Element data from apps and pages:
****

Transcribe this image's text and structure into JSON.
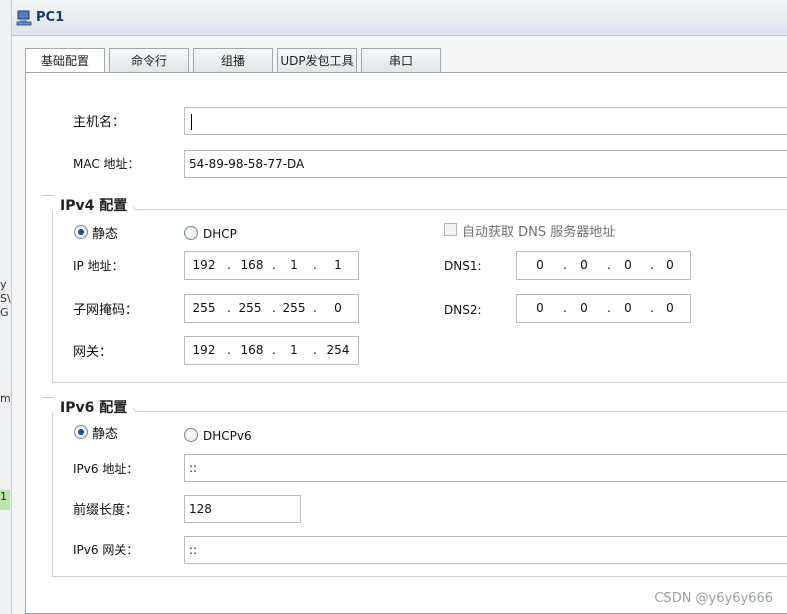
{
  "window": {
    "title": "PC1"
  },
  "tabs": [
    {
      "label": "基础配置"
    },
    {
      "label": "命令行"
    },
    {
      "label": "组播"
    },
    {
      "label": "UDP发包工具"
    },
    {
      "label": "串口"
    }
  ],
  "basic": {
    "hostname_label": "主机名：",
    "hostname_value": "",
    "mac_label": "MAC 地址：",
    "mac_value": "54-89-98-58-77-DA"
  },
  "ipv4": {
    "group_title": "IPv4 配置",
    "static_label": "静态",
    "dhcp_label": "DHCP",
    "auto_dns_label": "自动获取 DNS 服务器地址",
    "ip_label": "IP 地址：",
    "ip": [
      "192",
      "168",
      "1",
      "1"
    ],
    "mask_label": "子网掩码：",
    "mask": [
      "255",
      "255",
      "255",
      "0"
    ],
    "gateway_label": "网关：",
    "gateway": [
      "192",
      "168",
      "1",
      "254"
    ],
    "dns1_label": "DNS1:",
    "dns1": [
      "0",
      "0",
      "0",
      "0"
    ],
    "dns2_label": "DNS2:",
    "dns2": [
      "0",
      "0",
      "0",
      "0"
    ]
  },
  "ipv6": {
    "group_title": "IPv6 配置",
    "static_label": "静态",
    "dhcpv6_label": "DHCPv6",
    "ip_label": "IPv6 地址：",
    "ip_value": "::",
    "prefix_label": "前缀长度：",
    "prefix_value": "128",
    "gateway_label": "IPv6 网关：",
    "gateway_value": "::"
  },
  "background": {
    "fragments": [
      "y",
      "S\\",
      "G",
      "m",
      "1"
    ]
  },
  "watermark": "CSDN @y6y6y666",
  "colors": {
    "accent": "#1b4f8a",
    "border": "#b7bcc3",
    "panel": "#ffffff"
  }
}
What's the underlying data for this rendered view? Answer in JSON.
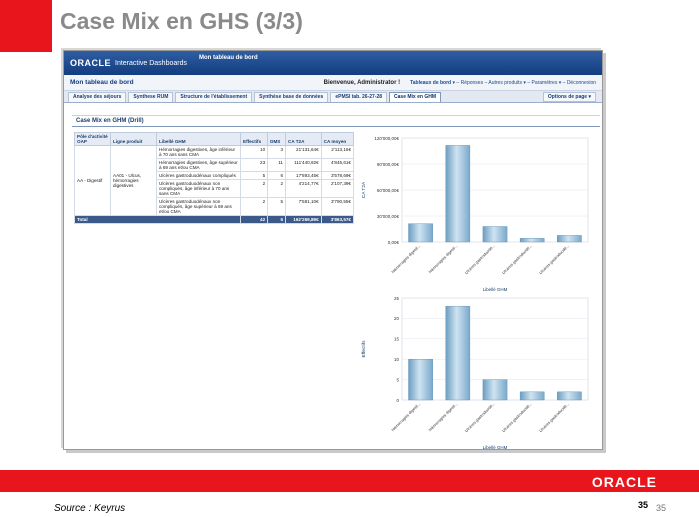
{
  "slide": {
    "title": "Case Mix en GHS (3/3)",
    "source": "Source : Keyrus",
    "page_number": "35",
    "page_number_small": "35",
    "footer_logo": "ORACLE"
  },
  "app": {
    "logo": "ORACLE",
    "product": "Interactive Dashboards",
    "dashboard_name": "Mon tableau de bord",
    "subheader_title": "Mon tableau de bord",
    "welcome": "Bienvenue, Administrator !",
    "links": [
      "Tableaux de bord",
      "Réponses",
      "Autres produits",
      "Paramètres",
      "Déconnexion"
    ]
  },
  "tabs": [
    {
      "label": "Analyse des séjours",
      "active": false
    },
    {
      "label": "Synthese RUM",
      "active": false
    },
    {
      "label": "Structure de l'établissement",
      "active": false
    },
    {
      "label": "Synthèse base de données",
      "active": false
    },
    {
      "label": "ePMSI tab. 26-27-28",
      "active": false
    },
    {
      "label": "Case Mix en GHM",
      "active": true
    }
  ],
  "options_label": "Options de page",
  "section_title": "Case Mix en GHM (Drill)",
  "table": {
    "headers": [
      "Pôle d'activité OAP",
      "Ligne produit",
      "Libellé GHM",
      "Effectifs",
      "DMS",
      "CA T2A",
      "CA moyen"
    ],
    "pole": "AA - Digestif",
    "ligne": "AA01 - Ulcus, hémorragies digestives",
    "rows": [
      {
        "libelle": "Hémorragies digestives, âge inférieur à 70 ans sans CMA",
        "effectifs": "10",
        "dms": "3",
        "ca_t2a": "21'131,64€",
        "ca_moyen": "2'113,16€"
      },
      {
        "libelle": "Hémorragies digestives, âge supérieur à 69 ans et/ou CMA",
        "effectifs": "23",
        "dms": "11",
        "ca_t2a": "111'440,92€",
        "ca_moyen": "4'845,61€"
      },
      {
        "libelle": "Ulcères gastroduodénaux compliqués",
        "effectifs": "5",
        "dms": "6",
        "ca_t2a": "17'893,45€",
        "ca_moyen": "3'578,69€"
      },
      {
        "libelle": "Ulcères gastroduodénaux non compliqués, âge inférieur à 70 ans sans CMA",
        "effectifs": "2",
        "dms": "2",
        "ca_t2a": "4'214,77€",
        "ca_moyen": "2'107,39€"
      },
      {
        "libelle": "Ulcères gastroduodénaux non compliqués, âge supérieur à 69 ans et/ou CMA",
        "effectifs": "2",
        "dms": "5",
        "ca_t2a": "7'581,10€",
        "ca_moyen": "3'790,55€"
      }
    ],
    "total": {
      "label": "Total",
      "effectifs": "42",
      "dms": "5",
      "ca_t2a": "162'269,89€",
      "ca_moyen": "3'863,57€"
    }
  },
  "chart_data": [
    {
      "type": "bar",
      "categories": [
        "Hémorragies digesti...",
        "Hémorragies digesti...",
        "Ulcères gastroduodé...",
        "Ulcères gastroduodé...",
        "Ulcères gastroduodé..."
      ],
      "values": [
        21131.64,
        111440.92,
        17893.45,
        4214.77,
        7581.1
      ],
      "ylabel": "CA T2A",
      "xlabel": "Libellé GHM",
      "ylim": [
        0,
        120000
      ],
      "yticks": [
        "0,00€",
        "30'000,00€",
        "60'000,00€",
        "90'000,00€",
        "120'000,00€"
      ],
      "ytick_values": [
        0,
        30000,
        60000,
        90000,
        120000
      ],
      "bar_color": "#9ec4dd"
    },
    {
      "type": "bar",
      "categories": [
        "Hémorragies digesti...",
        "Hémorragies digesti...",
        "Ulcères gastroduodé...",
        "Ulcères gastroduodé...",
        "Ulcères gastroduodé..."
      ],
      "values": [
        10,
        23,
        5,
        2,
        2
      ],
      "ylabel": "Effectifs",
      "xlabel": "Libellé GHM",
      "ylim": [
        0,
        25
      ],
      "yticks": [
        "0",
        "5",
        "10",
        "15",
        "20",
        "25"
      ],
      "ytick_values": [
        0,
        5,
        10,
        15,
        20,
        25
      ],
      "bar_color": "#9ec4dd"
    }
  ],
  "colors": {
    "brand_red": "#e8161c",
    "header_blue": "#123d80",
    "total_row": "#3b5a89"
  }
}
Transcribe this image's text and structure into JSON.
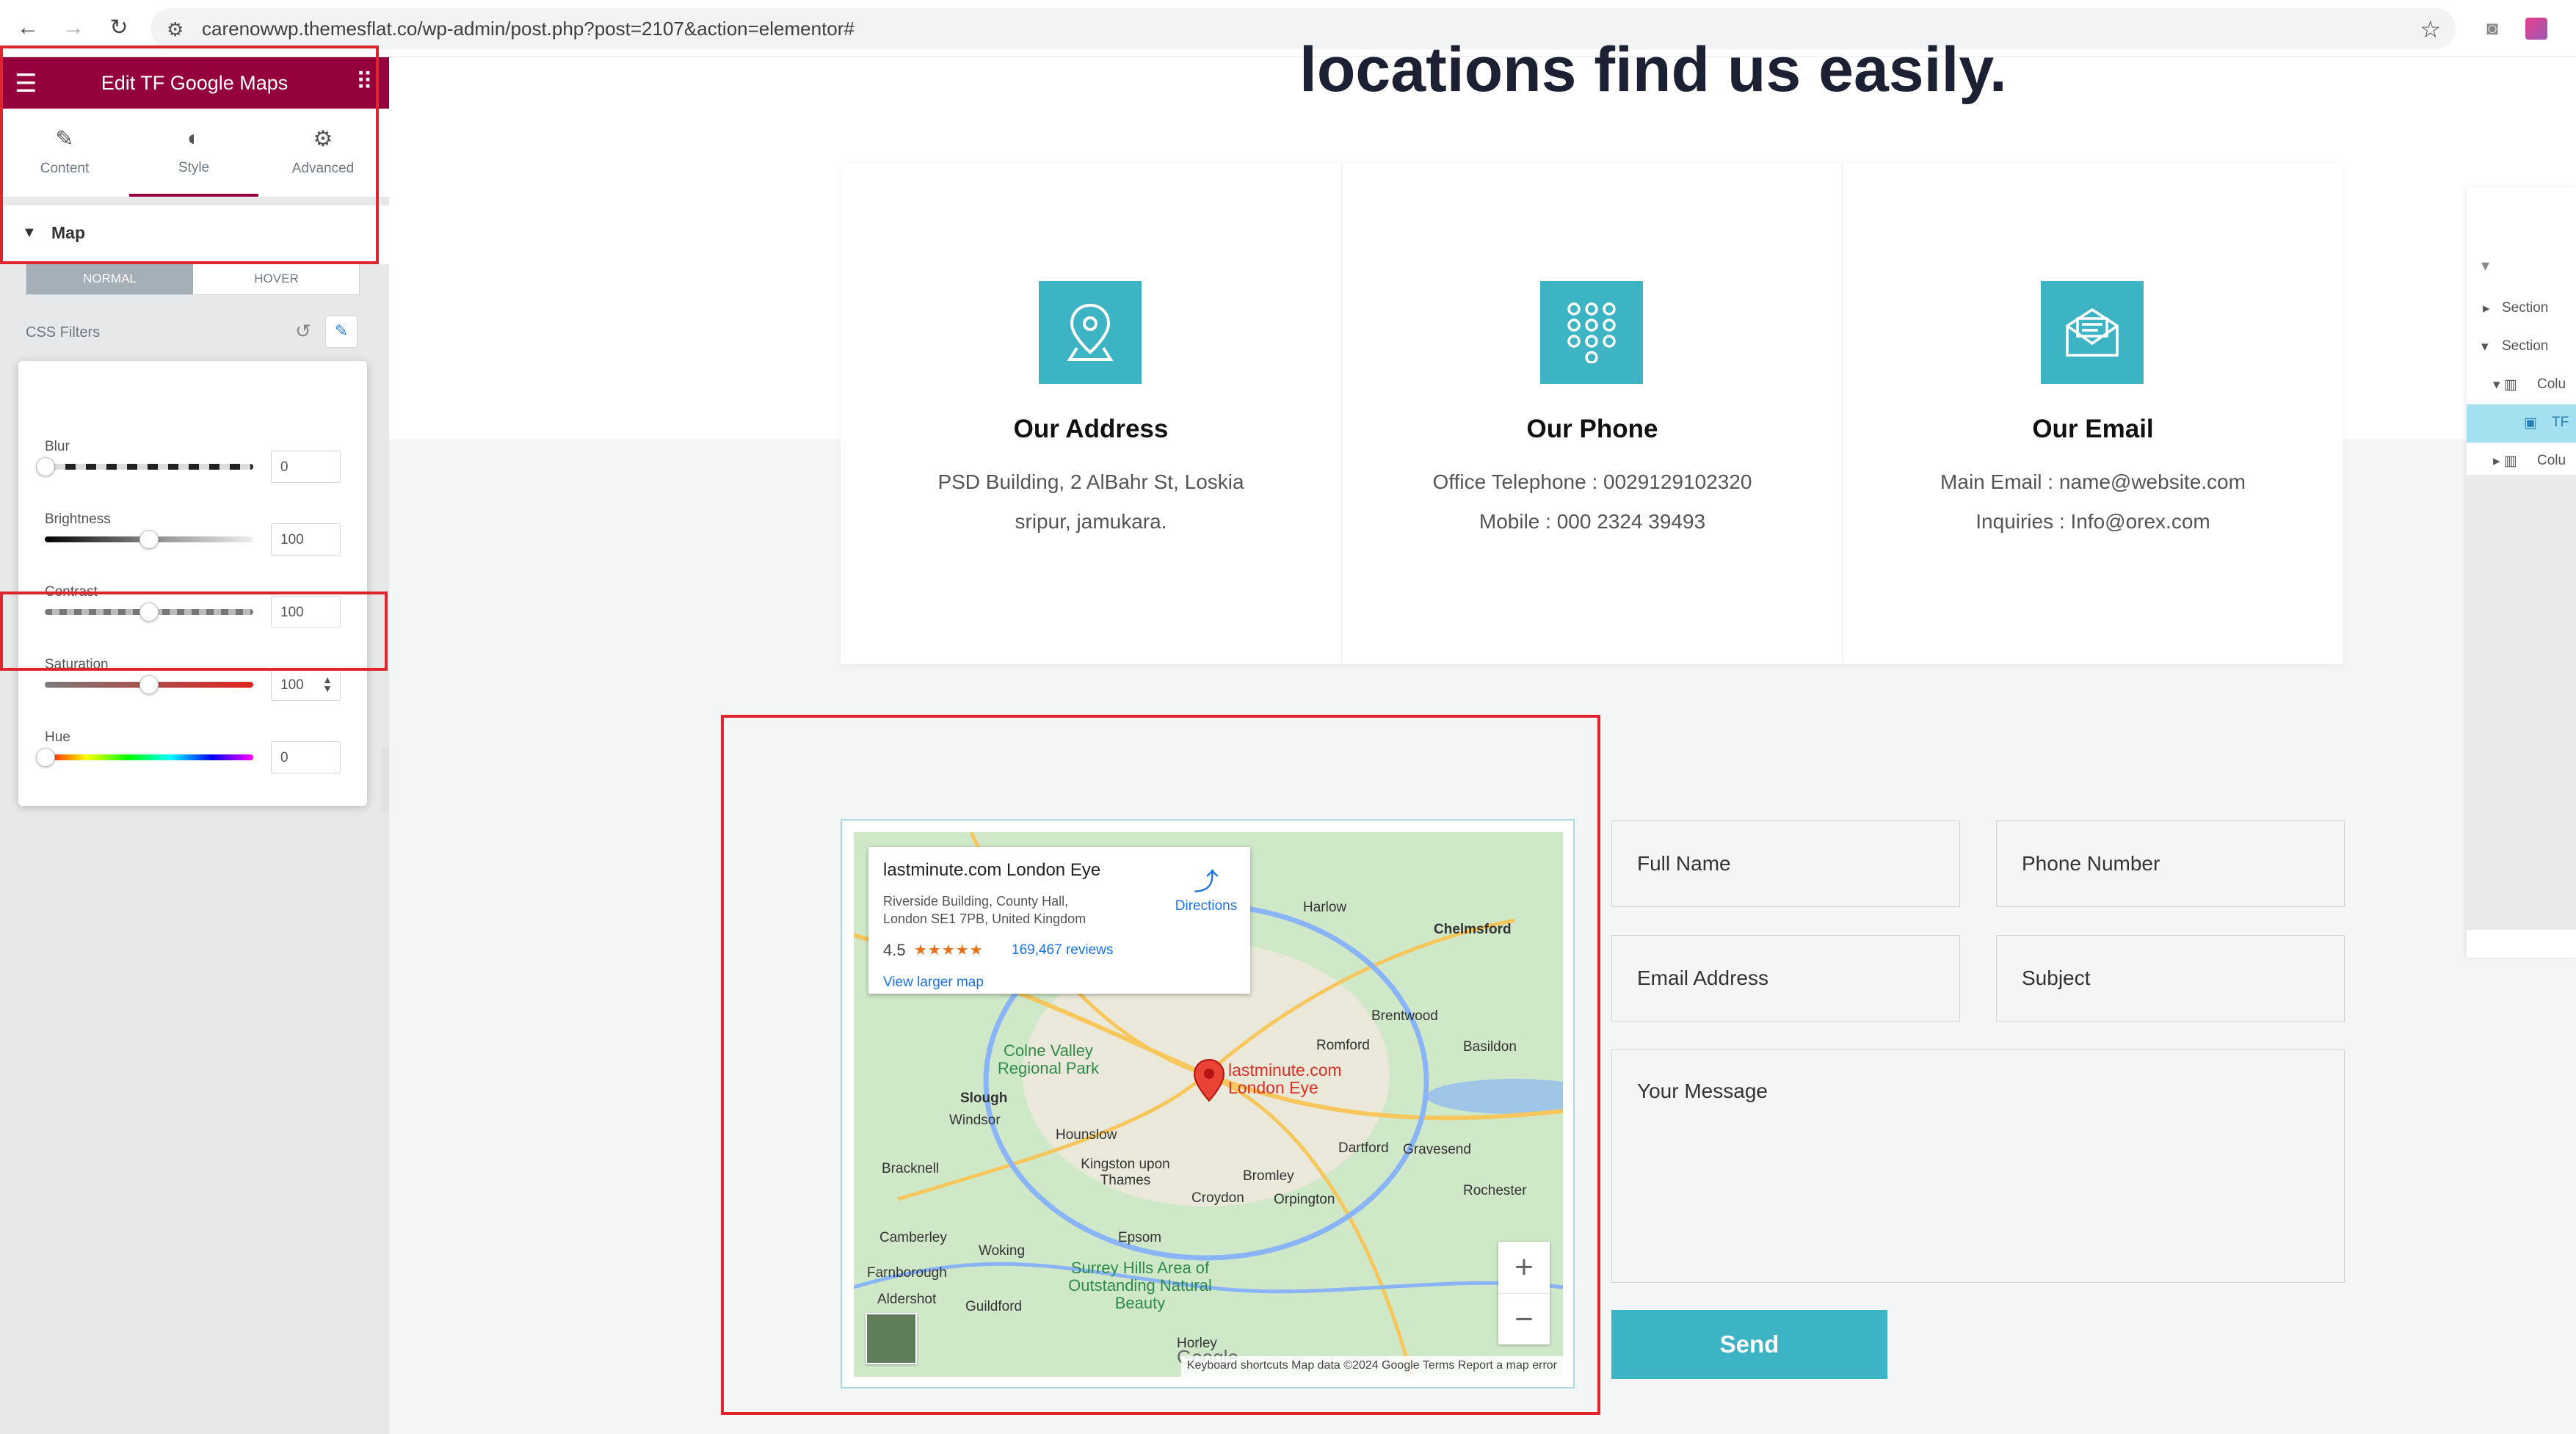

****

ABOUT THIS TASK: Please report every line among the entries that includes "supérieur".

RESULT:
        "libelle": "Hémorragies digestives, âge supérieur à 69 ans et/ou CMA",
        "libelle": "Ulcères gastroduodénaux non compliqués, âge supérieur à 69 ans et/ou CMA",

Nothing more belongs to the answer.